Cancer and Chemicals
Like most cancer researchers, I was initially quite skeptical of the importance of environmental factors in causing cancer. But several years ago, the President’s Cancer Panel, of which I was a member, did a year-long study of this issue, which dramatically changed my outlook.
Through testimony from scientists, clinicians, advocates, and public health officials, I discovered that contrary to my assumptions, most chemicals were not tested for cancer causing activity before being put on the market. Even more concerning, chemicals banned in other countries because of their cancer inducing potential were freely available in the U.S. The main reason for this is because we have adopted the reactionary approach to chemical safety, which means that we only regulate substances after there is evidence that they are harmful. In contrast, other countries use a precautionary approach, which requires proof of safety prior to release to the public.
One consequence of the reactionary approach is that we now live in a virtual ocean of chemicals in our air, water, homes, and workplaces.
These findings led us to wonder what the impact of all these chemicals could be on human health. Could they be responsible for the continual rise in the incidence of cancer in children and adolescents over the past 50 years, or the fact that more than 80% of women diagnosed with breast cancer have no family history of the disease? We wrote in our report that the common estimate of the contribution of chemicals in causing cancer (around 6%) was likely to be way too low. In the years since the Panel’s report, new information on the mechanisms of cancer development and increasing evidence of the cancer-causing activity of environmental chemicals have served to strengthen this conclusion.
On the positive side, these advances highlight the potential that exists to decrease the enormous burden of cancer, but we need to identify and reduce exposure to agents that contribute to cancer induction. Unfortunately, relatively little attention or funding has been devoted to the area of cancer prevention. The vast majority of cancer research is focused on treating cancer, which is understandable — we all want better, less toxic treatments for cancer. But preventing cancer is also important: it has the potential to affect large numbers of people and has the added benefit of sparing people from the physical, emotional, and financial consequences of a cancer diagnosis.
There are many reasons why prevention research has lagged behind. It takes a long time to see the impact of preventive measures. Also, prevention is not personal. Cancer treatment deals with real, identifiable people. Patients and survivors have a voice and a face. Treating someone with cancer is a partnership, and curing cancer is a personal triumph. In contrast, prevention has no face. We never know whose cancer was prevented. The impact occurs at the population level, not the individual level. Health insurance providers have been reluctant to support preventive measures, and funding agencies want more immediate results. Pharmaceutical industry incentives are aligned with treating cancer, not preventing it. Therefore, most of the focus and funding for cancer research has been devoted to cures, rather than prevention.
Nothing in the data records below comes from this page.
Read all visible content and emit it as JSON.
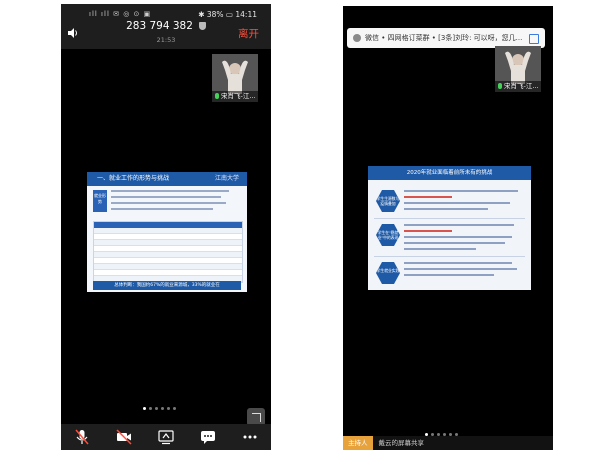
{
  "left": {
    "status_left": "ıll ıll ✉ ◎ ⊙ ▣",
    "status_right": "✱ 38% ▭ 14:11",
    "meeting_id": "283 794 382",
    "meeting_time": "21:53",
    "leave_label": "离开",
    "participant_name": "宋肖飞-江...",
    "slide": {
      "title": "一、就业工作的形势与挑战",
      "logo_text": "江南大学",
      "tab_text": "就业形势",
      "footer_text": "总体判断：我国约67%的就业来源城，33%的就业在"
    },
    "page_count": 6,
    "active_page": 1
  },
  "right": {
    "notification_text": "微信 • 四网格订菜群 • [3条]刘玲: 可以呀，您几...",
    "participant_name": "宋肖飞-江...",
    "slide": {
      "title": "2020年就业面临着前所未有的挑战",
      "hex1": "学生生源数与疫情叠加",
      "hex2": "学生在\"稳就业\"中的表现",
      "hex3": "学生就业实践"
    },
    "page_count": 6,
    "active_page": 1,
    "host_tag": "主持人",
    "host_text": "戴云的屏幕共享"
  },
  "colors": {
    "leave_red": "#ff4d3a",
    "slide_blue": "#1f5aa6",
    "mic_green": "#45d15a",
    "host_orange": "#e8a23b"
  }
}
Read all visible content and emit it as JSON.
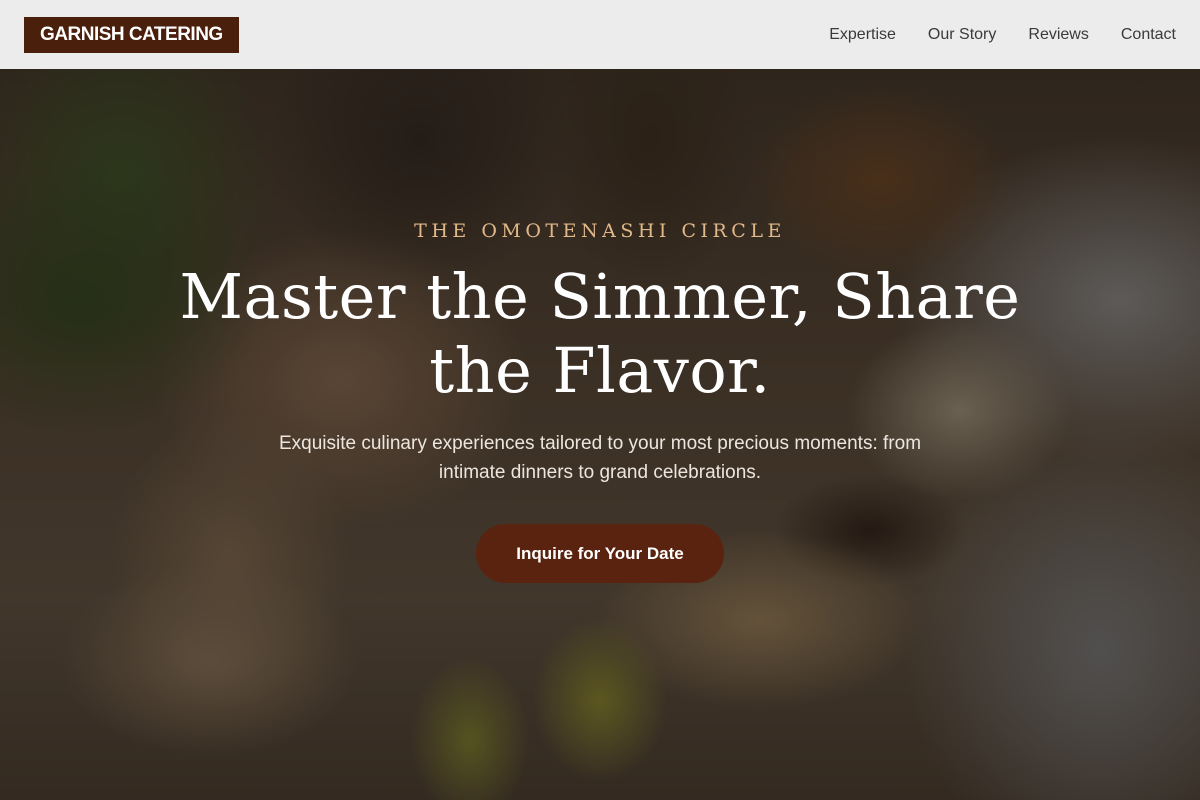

The medical and scientific communities have an important role to play here, both in appreciating the power of prevention, and in helping to educate the public on the role of environmental causes of cancer. We need to help people realize that no one is protecting us from many toxic exposures — not the government, and certainly not industry.
Therefore, reducing the incidence of cancer by identifying harmful substances in our environment and decreasing exposure to them must be more urgent research and public health goals.
Dr. Kripke served as a member of The President’s Cancer Panel from 2003-2011.
CHE Café: Cancer & the Environment, October 19 2022
Reducing Environmental Cancer Risk: What We Can Do Now (2008-2009 President's Cancer Panel report)
This article initially appeared in the San Francisco Marin Medical Society Journal, in a special section honoring CHE's 20th year.